The treatment of migrants, aliens and refugeeswas another key issue throughout the session. The Committee expressed concern about the huge number of refugees in Sudan and reports on cases of ill treatment, mass deportations and trafficking of such persons. The delegation denied all accusations and responded by saying there have been no such cases and that they have various laws protecting the rights of refugees, in addition to the ICCPR.
Criminalisation of Homosexuality
Lastly, the Committee was also concerned about the criminalisation of the act of two consenting adults engaging in same sex relations. The delegation responded to theissue of homosexualityby stating it contradicts the Sudanese culture and religion and that this was not up for compromise.

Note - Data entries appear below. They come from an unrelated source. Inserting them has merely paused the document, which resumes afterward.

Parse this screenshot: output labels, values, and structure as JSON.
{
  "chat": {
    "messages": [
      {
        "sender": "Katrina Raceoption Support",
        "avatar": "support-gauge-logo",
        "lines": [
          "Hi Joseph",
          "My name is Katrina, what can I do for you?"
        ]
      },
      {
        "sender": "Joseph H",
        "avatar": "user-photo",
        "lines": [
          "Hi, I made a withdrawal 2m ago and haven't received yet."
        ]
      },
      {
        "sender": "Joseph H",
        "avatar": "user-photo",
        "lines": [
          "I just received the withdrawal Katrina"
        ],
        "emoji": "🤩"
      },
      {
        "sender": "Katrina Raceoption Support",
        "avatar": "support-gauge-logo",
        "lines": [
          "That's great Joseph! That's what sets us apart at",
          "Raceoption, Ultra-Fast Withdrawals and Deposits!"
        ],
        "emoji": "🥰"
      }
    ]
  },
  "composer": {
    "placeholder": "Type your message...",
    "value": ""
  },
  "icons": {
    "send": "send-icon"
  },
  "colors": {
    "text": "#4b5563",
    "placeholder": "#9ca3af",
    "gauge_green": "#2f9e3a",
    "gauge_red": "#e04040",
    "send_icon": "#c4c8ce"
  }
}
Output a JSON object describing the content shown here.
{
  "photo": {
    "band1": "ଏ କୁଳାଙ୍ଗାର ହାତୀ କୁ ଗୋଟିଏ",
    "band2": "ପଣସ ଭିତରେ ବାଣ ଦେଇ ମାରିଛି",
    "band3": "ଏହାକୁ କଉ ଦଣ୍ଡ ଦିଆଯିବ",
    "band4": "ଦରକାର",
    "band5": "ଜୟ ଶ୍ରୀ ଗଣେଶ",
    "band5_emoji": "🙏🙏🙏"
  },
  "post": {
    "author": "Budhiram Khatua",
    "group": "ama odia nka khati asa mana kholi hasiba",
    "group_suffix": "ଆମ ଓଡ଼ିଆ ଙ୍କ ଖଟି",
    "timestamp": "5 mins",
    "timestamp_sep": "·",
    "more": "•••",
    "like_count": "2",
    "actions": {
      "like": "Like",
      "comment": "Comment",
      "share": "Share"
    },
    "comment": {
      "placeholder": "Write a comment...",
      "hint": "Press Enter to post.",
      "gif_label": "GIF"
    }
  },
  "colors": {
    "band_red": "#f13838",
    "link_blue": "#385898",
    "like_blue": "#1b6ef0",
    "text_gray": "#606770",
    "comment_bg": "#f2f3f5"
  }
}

They added that the law to criminalise this is there to “protect society”.
In the delegation’s closing statement, Sudan expressed its commitment to cooperating with the Committee to help overcome human rights violations in the country and stated, “We are not an isolated island, we are part of the international community”.
Recommendations of the Human Rights Committee
By 2 November 2020, the State party should provide information on the following recommendations from the Committee's Concluding Observations:
Impunity, effective remedies and reparations
- End impunity for perpetrators of human rights violations, in particular the most serious violations
- Ensure prosecution of past violations
- Conduct prompt, impartial, effective and thorough investigations in order to identify and prosecute those responsible
- Impose appropriate penalties on those who are convicted of such violations
- Ensure that the families of victims have access to effective remedies and to full reparation.
- Ensure that persons involved in serious human rights violations are excluded from positions of power and authority
- Provide its full cooperation with international criminal processes.
- Amend article 27 of the Criminal Act, so as to revoke stoning and crucifixion as an officially sanctioned punishment under the national law of the State
- Consider imposing a moratorium on the death penalty, and ratifying the Second Optional Protocol to the Covenant
- Revise the Criminal Act and the Trafficking Act, so as to make them strictly compliant with article 6(2) of the Covenant
- Restricting the crimes for which the death penalty may be imposed to the “most serious” ones, understood to be crimes involving intentional killing.
Freedom of expression, peaceful assembly and association
- Review legislation and practice, to ensure that any restrictions on the exercise of freedom of expression, assembly and association comply strictly with the requirements set out in the Covenant
- Release from prison all persons whose conviction stems from their having exercised their rights to freedom of expression, association, and peaceful assembly, and grant those persons full compensation for the harm suffered
- Investigate, prosecute and convict persons responsible for harassment or threats or intimidation against journalists, political opponents and human rights defenders.